* _WORK REQUIRED_:
Write the listing out again word for word, skipping each picture.

* _EXERCISE INPUTS_:
<<<<

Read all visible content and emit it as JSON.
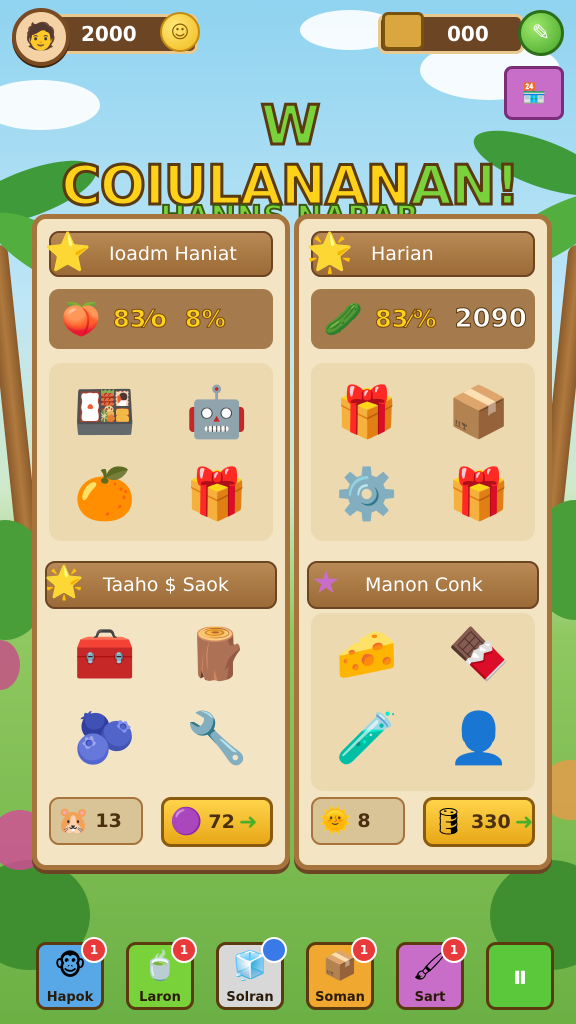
{
  "top": {
    "coins": "2000",
    "gems": "000"
  },
  "title": {
    "main_a": "W",
    "main_b": "COIULANAN",
    "main_c": "AN!",
    "subtitle": "HANNS NARAR"
  },
  "shop_button": {
    "icon": "store-icon"
  },
  "left_panel": {
    "header": "Ioadm Haniat",
    "stat_a": "83⁄o",
    "stat_b": "8%",
    "items_top": [
      "🍱",
      "🤖",
      "🍊",
      "🎁"
    ],
    "sub_header": "Taaho $ Saok",
    "items_bottom": [
      "🧰",
      "🪵",
      "🫐",
      "🔧"
    ],
    "foot_left": "13",
    "foot_right": "72"
  },
  "right_panel": {
    "header": "Harian",
    "stat_a": "83⁄%",
    "stat_b": "2090",
    "items_top": [
      "🎁",
      "📦",
      "⚙️",
      "🎁"
    ],
    "sub_header": "Manon Conk",
    "items_bottom": [
      "🧀",
      "🍫",
      "🧪",
      "👤"
    ],
    "foot_left": "8",
    "foot_right": "330"
  },
  "nav": [
    {
      "label": "Hapok",
      "icon": "🐵",
      "badge": "1",
      "color": "#58a8e8"
    },
    {
      "label": "Laron",
      "icon": "🍵",
      "badge": "1",
      "color": "#7ad23a"
    },
    {
      "label": "Solran",
      "icon": "🧊",
      "badge": "",
      "color": "#d8d8d8"
    },
    {
      "label": "Soman",
      "icon": "📦",
      "badge": "1",
      "color": "#f0a830"
    },
    {
      "label": "Sart",
      "icon": "🖌",
      "badge": "1",
      "color": "#c86ec8"
    },
    {
      "label": "",
      "icon": "⏸",
      "badge": "",
      "color": "#5ac83a"
    }
  ],
  "colors": {
    "accent": "#ffd21a",
    "wood": "#a8743d",
    "panel": "#f3e4c4"
  }
}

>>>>

* _EXERCISE SOLUTION_:
Read all visible content and emit it as JSON.
{
  "top": {
    "coins": "2000",
    "gems": "000"
  },
  "title": {
    "main_a": "W",
    "main_b": "COIULANAN",
    "main_c": "AN!",
    "subtitle": "HANNS NARAR"
  },
  "shop_button": {
    "icon": "store-icon"
  },
  "left_panel": {
    "header": "Ioadm Haniat",
    "stat_a": "83⁄o",
    "stat_b": "8%",
    "items_top": [
      "🍱",
      "🤖",
      "🍊",
      "🎁"
    ],
    "sub_header": "Taaho $ Saok",
    "items_bottom": [
      "🧰",
      "🪵",
      "🫐",
      "🔧"
    ],
    "foot_left": "13",
    "foot_right": "72"
  },
  "right_panel": {
    "header": "Harian",
    "stat_a": "83⁄%",
    "stat_b": "2090",
    "items_top": [
      "🎁",
      "📦",
      "⚙️",
      "🎁"
    ],
    "sub_header": "Manon Conk",
    "items_bottom": [
      "🧀",
      "🍫",
      "🧪",
      "👤"
    ],
    "foot_left": "8",
    "foot_right": "330"
  },
  "nav": [
    {
      "label": "Hapok",
      "icon": "🐵",
      "badge": "1",
      "color": "#58a8e8"
    },
    {
      "label": "Laron",
      "icon": "🍵",
      "badge": "1",
      "color": "#7ad23a"
    },
    {
      "label": "Solran",
      "icon": "🧊",
      "badge": "",
      "color": "#d8d8d8"
    },
    {
      "label": "Soman",
      "icon": "📦",
      "badge": "1",
      "color": "#f0a830"
    },
    {
      "label": "Sart",
      "icon": "🖌",
      "badge": "1",
      "color": "#c86ec8"
    },
    {
      "label": "",
      "icon": "⏸",
      "badge": "",
      "color": "#5ac83a"
    }
  ],
  "colors": {
    "accent": "#ffd21a",
    "wood": "#a8743d",
    "panel": "#f3e4c4"
  }
}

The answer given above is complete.